Dataset rows describing interfaces:
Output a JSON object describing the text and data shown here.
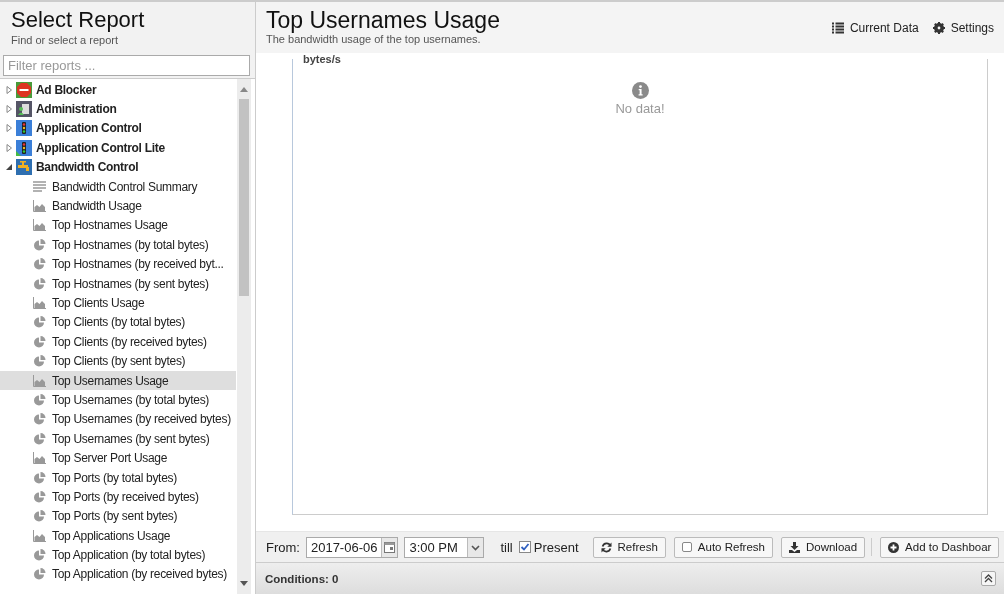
{
  "sidebar": {
    "title": "Select Report",
    "subtitle": "Find or select a report",
    "filter": {
      "placeholder": "Filter reports ..."
    },
    "tree": [
      {
        "label": "Ad Blocker",
        "kind": "ads",
        "expanded": false
      },
      {
        "label": "Administration",
        "kind": "admin",
        "expanded": false
      },
      {
        "label": "Application Control",
        "kind": "signal",
        "expanded": false
      },
      {
        "label": "Application Control Lite",
        "kind": "signal-lite",
        "expanded": false
      },
      {
        "label": "Bandwidth Control",
        "kind": "tap",
        "expanded": true,
        "children": [
          {
            "label": "Bandwidth Control Summary",
            "kind": "text",
            "selected": false
          },
          {
            "label": "Bandwidth Usage",
            "kind": "area",
            "selected": false
          },
          {
            "label": "Top Hostnames Usage",
            "kind": "area",
            "selected": false
          },
          {
            "label": "Top Hostnames (by total bytes)",
            "kind": "pie",
            "selected": false
          },
          {
            "label": "Top Hostnames (by received byt...",
            "kind": "pie",
            "selected": false
          },
          {
            "label": "Top Hostnames (by sent bytes)",
            "kind": "pie",
            "selected": false
          },
          {
            "label": "Top Clients Usage",
            "kind": "area",
            "selected": false
          },
          {
            "label": "Top Clients (by total bytes)",
            "kind": "pie",
            "selected": false
          },
          {
            "label": "Top Clients (by received bytes)",
            "kind": "pie",
            "selected": false
          },
          {
            "label": "Top Clients (by sent bytes)",
            "kind": "pie",
            "selected": false
          },
          {
            "label": "Top Usernames Usage",
            "kind": "area",
            "selected": true
          },
          {
            "label": "Top Usernames (by total bytes)",
            "kind": "pie",
            "selected": false
          },
          {
            "label": "Top Usernames (by received bytes)",
            "kind": "pie",
            "selected": false
          },
          {
            "label": "Top Usernames (by sent bytes)",
            "kind": "pie",
            "selected": false
          },
          {
            "label": "Top Server Port Usage",
            "kind": "area",
            "selected": false
          },
          {
            "label": "Top Ports (by total bytes)",
            "kind": "pie",
            "selected": false
          },
          {
            "label": "Top Ports (by received bytes)",
            "kind": "pie",
            "selected": false
          },
          {
            "label": "Top Ports (by sent bytes)",
            "kind": "pie",
            "selected": false
          },
          {
            "label": "Top Applications Usage",
            "kind": "area",
            "selected": false
          },
          {
            "label": "Top Application (by total bytes)",
            "kind": "pie",
            "selected": false
          },
          {
            "label": "Top Application (by received bytes)",
            "kind": "pie",
            "selected": false
          }
        ]
      }
    ]
  },
  "report": {
    "title": "Top Usernames Usage",
    "description": "The bandwidth usage of the top usernames.",
    "actions": [
      {
        "label": "Current Data",
        "kind": "list"
      },
      {
        "label": "Settings",
        "kind": "gear"
      }
    ],
    "chart": {
      "ylabel": "bytes/s",
      "message": "No data!"
    },
    "toolbar": {
      "from_label": "From:",
      "date": "2017-06-06",
      "time": "3:00 PM",
      "till_label": "till",
      "present": {
        "label": "Present",
        "checked": true
      },
      "buttons": [
        {
          "label": "Refresh",
          "kind": "refresh"
        },
        {
          "label": "Auto Refresh",
          "kind": "toggle",
          "checked": false
        },
        {
          "label": "Download",
          "kind": "download"
        },
        {
          "label": "Add to Dashboar",
          "kind": "add"
        }
      ]
    },
    "conditions": {
      "label": "Conditions: 0"
    }
  }
}
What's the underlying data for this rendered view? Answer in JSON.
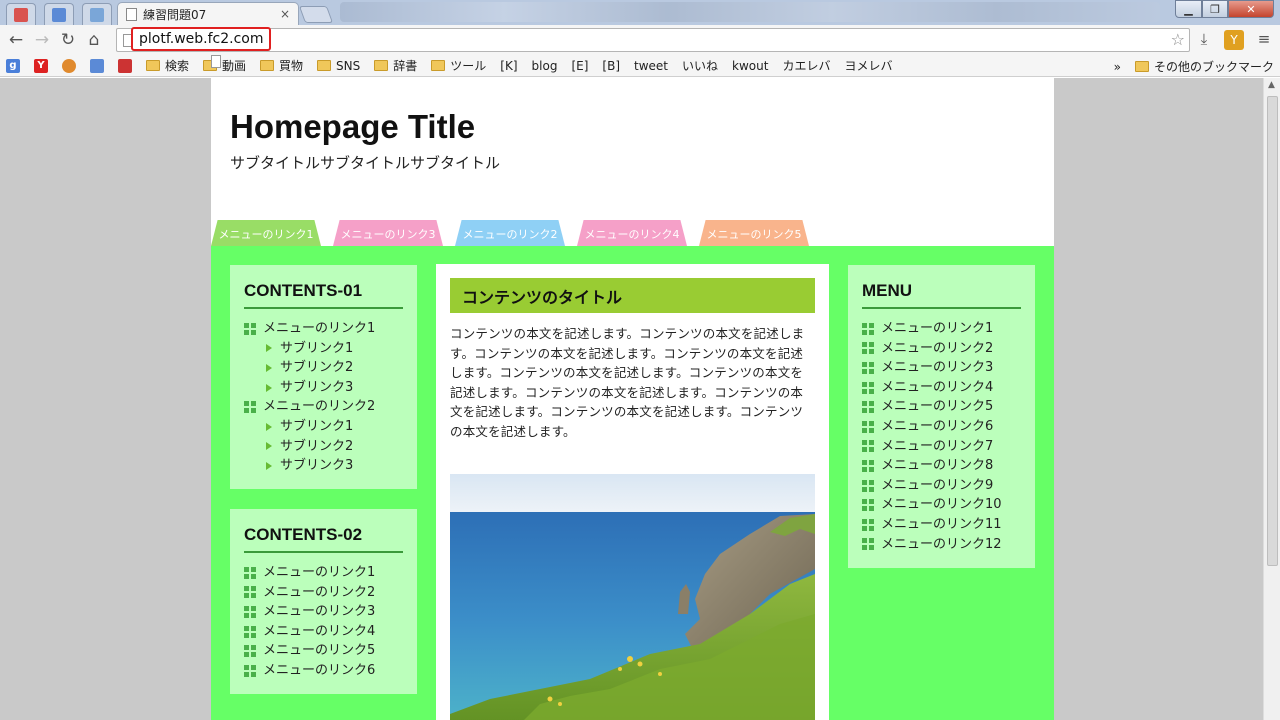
{
  "browser": {
    "tab_title": "練習問題07",
    "tab_close": "×",
    "url": "plotf.web.fc2.com",
    "bookmarks": [
      "検索",
      "動画",
      "買物",
      "SNS",
      "辞書",
      "ツール",
      "[K]",
      "blog",
      "[E]",
      "[B]",
      "tweet",
      "いいね",
      "kwout",
      "カエレバ",
      "ヨメレバ"
    ],
    "bookmarks_overflow": "»",
    "other_bookmarks": "その他のブックマーク"
  },
  "site": {
    "title": "Homepage Title",
    "subtitle": "サブタイトルサブタイトルサブタイトル",
    "nav_tabs": [
      {
        "label": "メニューのリンク1",
        "color": "#99dd66"
      },
      {
        "label": "メニューのリンク3",
        "color": "#f5a0c8"
      },
      {
        "label": "メニューのリンク2",
        "color": "#8fd0f5"
      },
      {
        "label": "メニューのリンク4",
        "color": "#f5a0c8"
      },
      {
        "label": "メニューのリンク5",
        "color": "#f9b48c"
      }
    ],
    "contents01": {
      "heading": "CONTENTS-01",
      "items": [
        "メニューのリンク1",
        "サブリンク1",
        "サブリンク2",
        "サブリンク3",
        "メニューのリンク2",
        "サブリンク1",
        "サブリンク2",
        "サブリンク3"
      ]
    },
    "contents02": {
      "heading": "CONTENTS-02",
      "items": [
        "メニューのリンク1",
        "メニューのリンク2",
        "メニューのリンク3",
        "メニューのリンク4",
        "メニューのリンク5",
        "メニューのリンク6"
      ]
    },
    "main": {
      "heading": "コンテンツのタイトル",
      "body": "コンテンツの本文を記述します。コンテンツの本文を記述します。コンテンツの本文を記述します。コンテンツの本文を記述します。コンテンツの本文を記述します。コンテンツの本文を記述します。コンテンツの本文を記述します。コンテンツの本文を記述します。コンテンツの本文を記述します。コンテンツの本文を記述します。"
    },
    "menu": {
      "heading": "MENU",
      "items": [
        "メニューのリンク1",
        "メニューのリンク2",
        "メニューのリンク3",
        "メニューのリンク4",
        "メニューのリンク5",
        "メニューのリンク6",
        "メニューのリンク7",
        "メニューのリンク8",
        "メニューのリンク9",
        "メニューのリンク10",
        "メニューのリンク11",
        "メニューのリンク12"
      ]
    }
  }
}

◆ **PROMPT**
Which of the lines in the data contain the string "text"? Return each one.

◆ **TASK SOLUTION**
Output a JSON object describing the text and data shown here.
            "kind": "text",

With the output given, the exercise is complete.